  • Reminds the client why they liked you enough to respond to your bid in the first place.
  • Incites them to consider what available jobs there are for you to do – if it comes, take it, no matter how small.   

3. Beef up your LinkedIn profile.

The rumors are true; people get good jobs from LinkedIn. Most employers or recruitment agencies look for the best people on LinkedIn and often go there to verify applications. I have been contacted for jobs through LinkedIn because someone was looking for a writer and was impressed by my profile. So, create a LinkedIn profile (if you don’t have one) and do the following:

  • State your qualifications and degrees.
  • List your relevant skills; a project management skill, for instance, is relevant.
  • Sign up to relevant groups; this shows you are committed to the industry and industry standards.
  • Follow and request followership from freelance writers; this will help with networking (more of this below).
  • Reach out to an accomplished writer for mentorship. Mentors can teach you trade secrets and share tools that can help to boost your productivity
  • Share some of your work on LinkedIn. This is a perfect way for clients to know your potential first-hand.

4. Get your clients to write you a review.

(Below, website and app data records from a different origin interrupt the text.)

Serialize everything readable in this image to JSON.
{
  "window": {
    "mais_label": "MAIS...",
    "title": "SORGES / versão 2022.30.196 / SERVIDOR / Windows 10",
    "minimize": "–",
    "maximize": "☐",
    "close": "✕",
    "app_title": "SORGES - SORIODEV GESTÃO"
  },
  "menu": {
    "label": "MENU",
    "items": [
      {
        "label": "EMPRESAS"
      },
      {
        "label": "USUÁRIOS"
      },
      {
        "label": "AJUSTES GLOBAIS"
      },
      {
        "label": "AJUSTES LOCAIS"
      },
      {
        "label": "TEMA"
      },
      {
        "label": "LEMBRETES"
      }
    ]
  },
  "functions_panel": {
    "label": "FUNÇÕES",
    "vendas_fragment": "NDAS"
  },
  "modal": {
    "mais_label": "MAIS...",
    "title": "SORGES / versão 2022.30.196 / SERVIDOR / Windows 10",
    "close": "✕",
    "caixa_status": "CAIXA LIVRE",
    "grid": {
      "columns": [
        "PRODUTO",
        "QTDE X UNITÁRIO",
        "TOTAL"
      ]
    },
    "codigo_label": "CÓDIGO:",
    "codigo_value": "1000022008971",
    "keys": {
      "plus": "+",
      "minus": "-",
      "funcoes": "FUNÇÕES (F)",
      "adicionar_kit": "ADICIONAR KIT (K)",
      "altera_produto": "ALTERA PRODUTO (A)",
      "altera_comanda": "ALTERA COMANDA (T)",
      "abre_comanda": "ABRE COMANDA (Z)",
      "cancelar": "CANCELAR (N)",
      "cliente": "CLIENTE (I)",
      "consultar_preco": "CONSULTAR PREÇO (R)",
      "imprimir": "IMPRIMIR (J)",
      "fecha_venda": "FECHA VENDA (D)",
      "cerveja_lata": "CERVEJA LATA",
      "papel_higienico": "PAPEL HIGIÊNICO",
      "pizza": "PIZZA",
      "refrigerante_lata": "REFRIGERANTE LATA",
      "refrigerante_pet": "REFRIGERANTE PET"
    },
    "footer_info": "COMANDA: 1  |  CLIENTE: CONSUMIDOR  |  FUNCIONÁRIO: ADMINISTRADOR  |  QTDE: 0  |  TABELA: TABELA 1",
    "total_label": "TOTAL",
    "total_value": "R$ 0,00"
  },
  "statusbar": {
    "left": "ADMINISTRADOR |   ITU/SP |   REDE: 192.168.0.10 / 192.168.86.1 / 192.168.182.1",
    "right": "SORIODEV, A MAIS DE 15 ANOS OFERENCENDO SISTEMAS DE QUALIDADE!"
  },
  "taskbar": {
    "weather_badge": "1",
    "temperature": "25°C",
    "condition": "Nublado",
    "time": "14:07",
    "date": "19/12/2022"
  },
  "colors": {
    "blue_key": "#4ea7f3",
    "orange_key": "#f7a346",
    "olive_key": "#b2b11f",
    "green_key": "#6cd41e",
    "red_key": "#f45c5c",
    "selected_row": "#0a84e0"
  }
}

Doing good work and being courteous are key characteristics of a freelancing career. Upon completion of a commission, ask your client to write you a review kindly. Reviews are important for boosting your credibility, as potential clients will likely trust you when they see that others have vouched for you. In your review request to your client, ask for specific details such as:

  • How well and quickly you were able to deliver the project – future clients want to know that you are capable of speedy delivery. 
  • Your research and analytical skills.
  • Your response time – clients want to work with people who respond to emails and queries on time. 
  • Your ability to work effectively as a team player – if you join a team of writers, your future client will be happy to know that you will be a cohesive addition to the group.

5. Network with other freelancers

Writers often recommend each other. I have found that to be true and have been lucky to get recommended by writer friends. So I’ll say it again, being courteous and respectful is extremely important in freelancing. Even if you have to sever a relationship with someone, do it respectfully; you never know if that person will be in a position to recommend you for a job. 

Use your network well. Don’t be ashamed to say so when you’re available for a job, even if that means collaborating and taking a small fee. Here is a list of other things you can do with and for your network:

  • Write them a review on LinkedIn, praise their skills, and show yourself to be a team player.
  • Check on them occasionally, and genuinely inquire about their welfare.
  • Send them a note to thank them for being in your network; festive periods and birthdays are a great opportunity to do this.
  • Offer to help out when they are overwhelmed with work – this is a chance for you to show what you can do and a small reminder that you can be recommended for bigger jobs. 



Freelancing (no matter what industry you are in) is about showing yourself to be capable and approachable. Capability accounts for merit, while approachability accounts for soft skills that show you are easy to do business with. Don’t give up; freelancing is a work in progress. Be patient and carefully strategize with the tips I’ve shared above; you’re bound to get results.